Among long-distance trails, the CDT is unique in that has generally allowed mountain biking. Unlike the Pacific Crest Trail or Appalachian Trail, mountain bikes are largely welcome on non-Wilderness sections of the CDT. IMBA isn’t asking for access to all 3,100 miles, but there are many non-Wilderness sections where non-motorized users can get along and mountain biking should continue.
The Forest Service has said it believes Congress intended the CDT to be for hiking and horse use only. Unfortunately, the agency is basing its proposed directive on a 1976 Study Report—written before modern mountain biking was established–and a similarly out-dated Comprehensive Plan of 1985. Not surprisingly, both documents focus primarily on providing experiences for the “hiker and horseman.” But neither suggests the trail should be limited to these two uses, and in many instances encourages non-motorized activities.
In fact, the 1976 CDT Study Report states, “The primary purpose of this trail (CDT) is to provide a continuous, appealing trail route, designed for the hiker and horseman, but compatible with other land uses” (italics added).

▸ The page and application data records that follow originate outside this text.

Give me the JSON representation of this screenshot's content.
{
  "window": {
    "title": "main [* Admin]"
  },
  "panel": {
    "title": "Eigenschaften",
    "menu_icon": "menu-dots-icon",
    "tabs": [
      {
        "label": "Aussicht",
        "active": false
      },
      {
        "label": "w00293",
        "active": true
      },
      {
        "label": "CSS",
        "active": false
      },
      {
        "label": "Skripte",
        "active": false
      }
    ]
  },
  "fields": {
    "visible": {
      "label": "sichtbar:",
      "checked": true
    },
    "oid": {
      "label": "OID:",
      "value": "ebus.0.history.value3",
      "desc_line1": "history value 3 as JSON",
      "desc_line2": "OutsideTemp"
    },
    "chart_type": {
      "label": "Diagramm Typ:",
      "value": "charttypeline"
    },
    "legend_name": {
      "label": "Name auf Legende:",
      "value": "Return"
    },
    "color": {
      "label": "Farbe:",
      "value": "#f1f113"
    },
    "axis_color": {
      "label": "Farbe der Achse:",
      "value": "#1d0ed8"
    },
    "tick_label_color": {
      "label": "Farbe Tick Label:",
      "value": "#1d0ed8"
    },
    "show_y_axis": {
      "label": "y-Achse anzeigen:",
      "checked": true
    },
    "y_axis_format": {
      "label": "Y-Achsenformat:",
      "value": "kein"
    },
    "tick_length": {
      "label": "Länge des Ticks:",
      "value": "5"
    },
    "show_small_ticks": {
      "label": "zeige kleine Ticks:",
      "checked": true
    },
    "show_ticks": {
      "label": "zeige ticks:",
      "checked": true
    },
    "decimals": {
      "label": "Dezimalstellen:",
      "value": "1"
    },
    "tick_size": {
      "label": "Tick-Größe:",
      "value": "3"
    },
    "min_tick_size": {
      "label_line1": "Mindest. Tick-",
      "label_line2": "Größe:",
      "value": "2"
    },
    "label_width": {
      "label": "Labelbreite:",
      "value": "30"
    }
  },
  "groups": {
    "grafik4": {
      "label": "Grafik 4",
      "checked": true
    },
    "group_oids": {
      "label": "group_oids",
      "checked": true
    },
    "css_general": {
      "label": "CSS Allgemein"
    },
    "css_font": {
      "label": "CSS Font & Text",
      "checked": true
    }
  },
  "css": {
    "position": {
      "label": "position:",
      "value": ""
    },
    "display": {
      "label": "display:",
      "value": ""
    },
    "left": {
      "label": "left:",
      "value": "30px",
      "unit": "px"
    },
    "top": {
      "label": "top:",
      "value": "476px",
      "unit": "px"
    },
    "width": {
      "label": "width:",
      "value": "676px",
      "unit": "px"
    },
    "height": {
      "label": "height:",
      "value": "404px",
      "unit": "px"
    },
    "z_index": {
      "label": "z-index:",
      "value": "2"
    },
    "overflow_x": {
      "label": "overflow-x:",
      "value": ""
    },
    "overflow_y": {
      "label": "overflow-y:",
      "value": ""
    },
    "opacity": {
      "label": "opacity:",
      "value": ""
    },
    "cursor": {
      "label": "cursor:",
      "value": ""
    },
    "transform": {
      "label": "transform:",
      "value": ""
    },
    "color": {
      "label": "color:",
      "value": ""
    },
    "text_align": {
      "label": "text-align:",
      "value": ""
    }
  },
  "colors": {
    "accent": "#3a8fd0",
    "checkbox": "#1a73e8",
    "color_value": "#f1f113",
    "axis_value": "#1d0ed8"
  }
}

In 1983, Congress amended the National Trails Act to clarify potentially acceptable uses on the CDT and other National Scenic Trails. Bicycling is listed alongside various forms of hiking, backpacking and horse use (16 USC 1246(j)).
This congressional statute is clear and should supercede internal agency documents. IMBA does not believe bicycling should be discouraged or prohibited on the CDT. More than two decades of bicycling on the CDT has shown that this activity does not substantially interfere with the nature and purposes of the trail and that all users can get along.
Today, the environmental and social science of trail recreation is better developed and many backcountry trails are shared by hikers, equestrians and mountain bikers. A growing scientific consensus has shown that impacts of mountain biking are similar to hiking and less than horse or OHV use (Marion and Wimpey, 2007).
The IMBA / Forest Service Memorandum of Understanding states mountain bicycling should be managed distinctly from motorized travel. It also says mountain bicycling is appropriate in areas listed as “primitive” on the Recreation Opportunity Spectrum. These areas comprise a significant percentage of the CDNST.
Proposed Forest Service Directive Language on Mountain Biking
The proposed directive contains the following sections that discourage our quiet, low-impact, human-powered activity:
7. Bicycle (mountain bike) use may only be allowed on a trail segment of the CDNST where the following conditions are met (16 U.S.C. 1246(c)):
a. An affirmative determination has been made that bicycle use would not substantially interfere with the nature and purposes of the CDNST, and
b. Bicycles must also be allowed by the overall management direction for the land management plan area.
8. Where bicycle (mountain bike) use is allowed on the CDNST, consider establishing bicycle use prohibitions and restrictions (36 CFR part 261) to mitigate the effects of such use on the nature and purposes of the CDNST. Management practices and actions that would promote or result in increased bicycle use on the CDNST should not occur. (72 FR 32276)
Read the proposed directive in its entirety.
Visit the Forest Service’s CDT website with additional policy resources.
If you have any additional questions regarding the directive, please email IMBA’s Advocacy Team.
Mailing Your Comments
If you would rather write your own letter of support for continued shared-use management on the CDT, please use the following address:
Greg Warren, CDNST Administrator
P.O. Box 25127
Lakewood, CO 80225-0127
Or via email: